> > > > "Amit" <(E-Mail Removed)> wrote in message

>
> > > >news:(E-Mail Removed) roups.com...

>
> > > > > Hello group,

>
> > > > > I will appreciate it if sombody give me only hint on this question.

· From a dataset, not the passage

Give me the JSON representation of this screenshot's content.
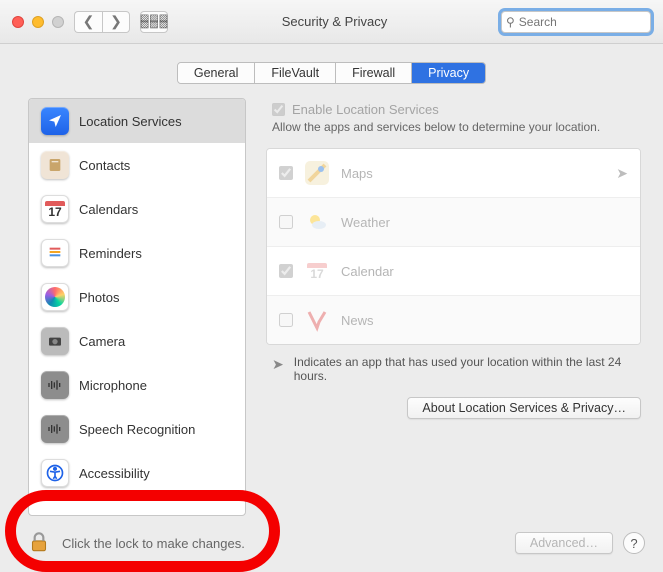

I
> > > > > just don't get it!

>
> > > > > Write a complete vhdl program to generate a variable timing signal
> > > > > that has a period of 10ms if the control signal
> > > > > C is '0' and has a period of 20ms if the control signal is '1'. Both
> > > > > signals have a duty cycle of 20%. Assume that a one KHz clock signal
> > > > > Clock 1ms is avaiable.

>
> > > > > Your help is appreciated.

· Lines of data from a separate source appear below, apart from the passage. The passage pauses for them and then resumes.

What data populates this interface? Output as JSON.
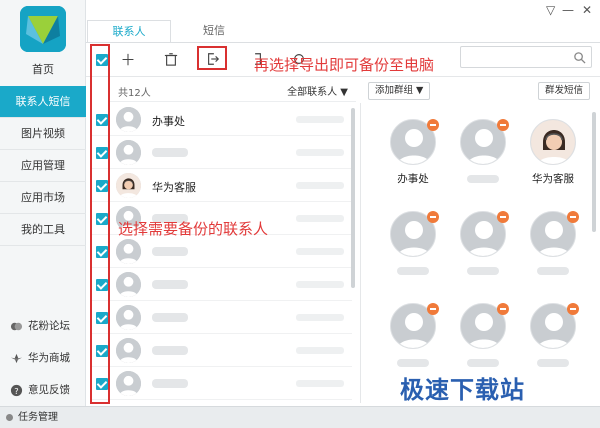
{
  "sidebar": {
    "items": [
      {
        "label": "首页"
      },
      {
        "label": "联系人短信"
      },
      {
        "label": "图片视频"
      },
      {
        "label": "应用管理"
      },
      {
        "label": "应用市场"
      },
      {
        "label": "我的工具"
      }
    ],
    "active_index": 1,
    "links": [
      {
        "label": "花粉论坛",
        "icon": "forum-icon"
      },
      {
        "label": "华为商城",
        "icon": "huawei-logo-icon"
      },
      {
        "label": "意见反馈",
        "icon": "question-icon"
      }
    ]
  },
  "tabs": [
    {
      "label": "联系人"
    },
    {
      "label": "短信"
    }
  ],
  "toolbar": {
    "icons": [
      "add-icon",
      "delete-icon",
      "export-icon",
      "import-icon",
      "refresh-icon",
      "search-icon"
    ]
  },
  "list": {
    "count": "共12人",
    "filter": "全部联系人 ▼",
    "contacts": [
      {
        "name": "办事处"
      },
      {
        "name": ""
      },
      {
        "name": "华为客服"
      },
      {
        "name": ""
      },
      {
        "name": ""
      },
      {
        "name": ""
      },
      {
        "name": ""
      },
      {
        "name": ""
      },
      {
        "name": ""
      }
    ]
  },
  "right": {
    "add_group": "添加群组 ▼",
    "group_sms": "群发短信",
    "cards": [
      {
        "name": "办事处"
      },
      {
        "name": ""
      },
      {
        "name": "华为客服"
      },
      {
        "name": ""
      },
      {
        "name": ""
      },
      {
        "name": ""
      },
      {
        "name": ""
      },
      {
        "name": ""
      },
      {
        "name": ""
      }
    ]
  },
  "annotations": {
    "top": "再选择导出即可备份至电脑",
    "middle": "选择需要备份的联系人"
  },
  "statusbar": {
    "label": "任务管理"
  },
  "watermark": "极速下载站",
  "colors": {
    "accent": "#1aa9c9",
    "annotation": "#e23a3a",
    "remove_badge": "#f07a3a"
  }
}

>
> > > > > Amit

>
> > > > The problem statement you provided doesn't require the vhdl program to be
> > > > synthesizable so below is a sketch of how one could accomplish most of what
> > > > you asked for (left out is the 20% duty cycle). If this does need to be
> > > > synthesizable, I'd suggest a simple counter and use the 1 ms clock period
> > > > input (i.e. the 1KHz that I didn't need).

>
> > > > signal Clock_Period: time := 10 ms;
> > > > signal Clock: std_ulogic := '0';
> > > > ...

>
> > > > Clock_Period <= 20 ms when (C = '1') else 10 ms;
> > > > Clock <= not(Clock) after Clock_Period;

>
> > > > KJ- Hide quoted text -

>
> > > > - Show quoted text -

>
> > > Hi KJ,

>
> > > Thank you for your response. I have two questions:

>
> > > 1) why did you declare clock as std_ulogic not std_logic?

>
> > Habit. I prefer std_ulogic over std_logic because then the compiler
> > immediately flags when I have two drivers on the same net. I don't
> > have to simulate and debug to find it.

>
> > > 2)
> > > Please correct me if I'm wrong:

>
> > > I'm new to VHDL but I think since there is a sequence going on here so
> > > I will need to put this in a process block. Right?

>
> > No. The two signal assignments are simply concurrent signal
> > assignments there is no explicit process. The full blown thing is
> > shown below. Also, in the original post I had
> > Clock <= not(Clock) after Clock_Period;
> > which should have been
> > Clock <= not(Clock) after Clock_Period / 2;

>
> > library ieee;
> > use ieee.std_logic_1164.all;
> > entity ent is port(
> > C: in std_ulogic;
> > Q: out std_ulogic);
> > end ent;
> > architecture beh of ent is
> > signal Clock_Period : time := 10 ms;
> > signal Clock : std_ulogic := '0';
> > begin
> > Clock_Period <= 20 ms when (C = '1') else 10 ms;
> > Clock <= not(Clock) after Clock_Period / 2;
> > Q <= Clock;
> > end beh;

>
> > KJ- Hide quoted text -

>
> > - Show quoted text -

>
> That's almost correct. You forgot that Amit was looking for a duty
> cycle of 20%. The /2 makes it a 50% duty cycle.
>

As I mentioned in my first post, I intentionally left out the duty
cycle requirement...you have to leave at least some of the homework
for the student to accomplish.

KJ

Mike Treseler
Guest
Posts: n/a

 11-03-2007

KJ wrote:
> I prefer std_ulogic over std_logic because then the compiler
> immediately flags when I have two drivers on the same net. I don't
> have to simulate and debug to find it.

Indeed, with the rare exception
of a real tri-state port pin, there is no
good reason *not* to use std_ulogic bits in my code.

No are conversions needed.

std_ulogic is 100% compatible with the
std_logic type I often find in code by others,
to which I must port map.

-- Mike Treseler

Amit
Guest
Posts: n/a

 11-04-2007
On Nov 3, 9:28 am, Mike Treseler <(E-Mail Removed)> wrote:
> KJ wrote:
> > I prefer std_ulogic over std_logic because then the compiler
> > immediately flags when I have two drivers on the same net. I don't
> > have to simulate and debug to find it.

>
> Indeed, with the rare exception
> of a real tri-state port pin, there is no
> good reason *not* to use std_ulogic bits in my code.
>
> No are conversions needed.
>
> std_ulogic is 100% compatible with the
> std_logic type I often find in code by others,
> to which I must port map.
>
> -- Mike Treseler

So as conclusion using a signal of type std_ulogic is better. Right?